Brief ::
Repeat the listing exactly, line by line.

Records for the task Block Start

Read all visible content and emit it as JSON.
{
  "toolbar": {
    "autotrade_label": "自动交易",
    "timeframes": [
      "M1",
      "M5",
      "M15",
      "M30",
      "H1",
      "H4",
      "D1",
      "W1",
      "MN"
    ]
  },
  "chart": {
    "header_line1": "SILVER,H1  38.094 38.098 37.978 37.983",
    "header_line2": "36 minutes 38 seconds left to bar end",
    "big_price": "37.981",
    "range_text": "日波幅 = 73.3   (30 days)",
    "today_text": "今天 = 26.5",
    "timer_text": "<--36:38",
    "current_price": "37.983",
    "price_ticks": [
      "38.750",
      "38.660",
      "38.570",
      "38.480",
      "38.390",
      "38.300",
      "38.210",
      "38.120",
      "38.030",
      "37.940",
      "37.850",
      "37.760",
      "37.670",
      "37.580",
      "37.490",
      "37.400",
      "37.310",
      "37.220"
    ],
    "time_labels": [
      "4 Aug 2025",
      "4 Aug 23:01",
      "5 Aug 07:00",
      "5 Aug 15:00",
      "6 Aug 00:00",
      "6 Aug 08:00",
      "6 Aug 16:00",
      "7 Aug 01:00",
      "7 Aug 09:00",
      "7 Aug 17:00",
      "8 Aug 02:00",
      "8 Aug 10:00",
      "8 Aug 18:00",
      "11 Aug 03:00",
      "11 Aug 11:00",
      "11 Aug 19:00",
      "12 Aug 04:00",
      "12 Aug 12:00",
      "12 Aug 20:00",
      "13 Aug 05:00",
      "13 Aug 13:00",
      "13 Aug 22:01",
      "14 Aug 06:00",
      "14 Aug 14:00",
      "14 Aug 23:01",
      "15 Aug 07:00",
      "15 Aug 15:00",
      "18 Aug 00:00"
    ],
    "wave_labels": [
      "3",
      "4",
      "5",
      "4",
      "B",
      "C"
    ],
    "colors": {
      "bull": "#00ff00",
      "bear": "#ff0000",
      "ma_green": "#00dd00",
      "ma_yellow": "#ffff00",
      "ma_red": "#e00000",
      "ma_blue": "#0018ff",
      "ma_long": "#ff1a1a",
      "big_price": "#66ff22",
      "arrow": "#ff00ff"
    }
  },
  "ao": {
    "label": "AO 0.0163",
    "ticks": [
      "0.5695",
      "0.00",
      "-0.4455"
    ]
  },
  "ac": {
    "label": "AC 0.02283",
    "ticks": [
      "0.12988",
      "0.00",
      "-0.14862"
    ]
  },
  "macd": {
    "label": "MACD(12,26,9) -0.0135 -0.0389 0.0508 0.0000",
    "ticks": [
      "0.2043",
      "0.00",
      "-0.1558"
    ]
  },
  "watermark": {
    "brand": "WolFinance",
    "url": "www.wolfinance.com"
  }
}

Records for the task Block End

Result of this exercise ::
Read all visible content and emit it as JSON.
{
  "toolbar": {
    "autotrade_label": "自动交易",
    "timeframes": [
      "M1",
      "M5",
      "M15",
      "M30",
      "H1",
      "H4",
      "D1",
      "W1",
      "MN"
    ]
  },
  "chart": {
    "header_line1": "SILVER,H1  38.094 38.098 37.978 37.983",
    "header_line2": "36 minutes 38 seconds left to bar end",
    "big_price": "37.981",
    "range_text": "日波幅 = 73.3   (30 days)",
    "today_text": "今天 = 26.5",
    "timer_text": "<--36:38",
    "current_price": "37.983",
    "price_ticks": [
      "38.750",
      "38.660",
      "38.570",
      "38.480",
      "38.390",
      "38.300",
      "38.210",
      "38.120",
      "38.030",
      "37.940",
      "37.850",
      "37.760",
      "37.670",
      "37.580",
      "37.490",
      "37.400",
      "37.310",
      "37.220"
    ],
    "time_labels": [
      "4 Aug 2025",
      "4 Aug 23:01",
      "5 Aug 07:00",
      "5 Aug 15:00",
      "6 Aug 00:00",
      "6 Aug 08:00",
      "6 Aug 16:00",
      "7 Aug 01:00",
      "7 Aug 09:00",
      "7 Aug 17:00",
      "8 Aug 02:00",
      "8 Aug 10:00",
      "8 Aug 18:00",
      "11 Aug 03:00",
      "11 Aug 11:00",
      "11 Aug 19:00",
      "12 Aug 04:00",
      "12 Aug 12:00",
      "12 Aug 20:00",
      "13 Aug 05:00",
      "13 Aug 13:00",
      "13 Aug 22:01",
      "14 Aug 06:00",
      "14 Aug 14:00",
      "14 Aug 23:01",
      "15 Aug 07:00",
      "15 Aug 15:00",
      "18 Aug 00:00"
    ],
    "wave_labels": [
      "3",
      "4",
      "5",
      "4",
      "B",
      "C"
    ],
    "colors": {
      "bull": "#00ff00",
      "bear": "#ff0000",
      "ma_green": "#00dd00",
      "ma_yellow": "#ffff00",
      "ma_red": "#e00000",
      "ma_blue": "#0018ff",
      "ma_long": "#ff1a1a",
      "big_price": "#66ff22",
      "arrow": "#ff00ff"
    }
  },
  "ao": {
    "label": "AO 0.0163",
    "ticks": [
      "0.5695",
      "0.00",
      "-0.4455"
    ]
  },
  "ac": {
    "label": "AC 0.02283",
    "ticks": [
      "0.12988",
      "0.00",
      "-0.14862"
    ]
  },
  "macd": {
    "label": "MACD(12,26,9) -0.0135 -0.0389 0.0508 0.0000",
    "ticks": [
      "0.2043",
      "0.00",
      "-0.1558"
    ]
  },
  "watermark": {
    "brand": "WolFinance",
    "url": "www.wolfinance.com"
  }
}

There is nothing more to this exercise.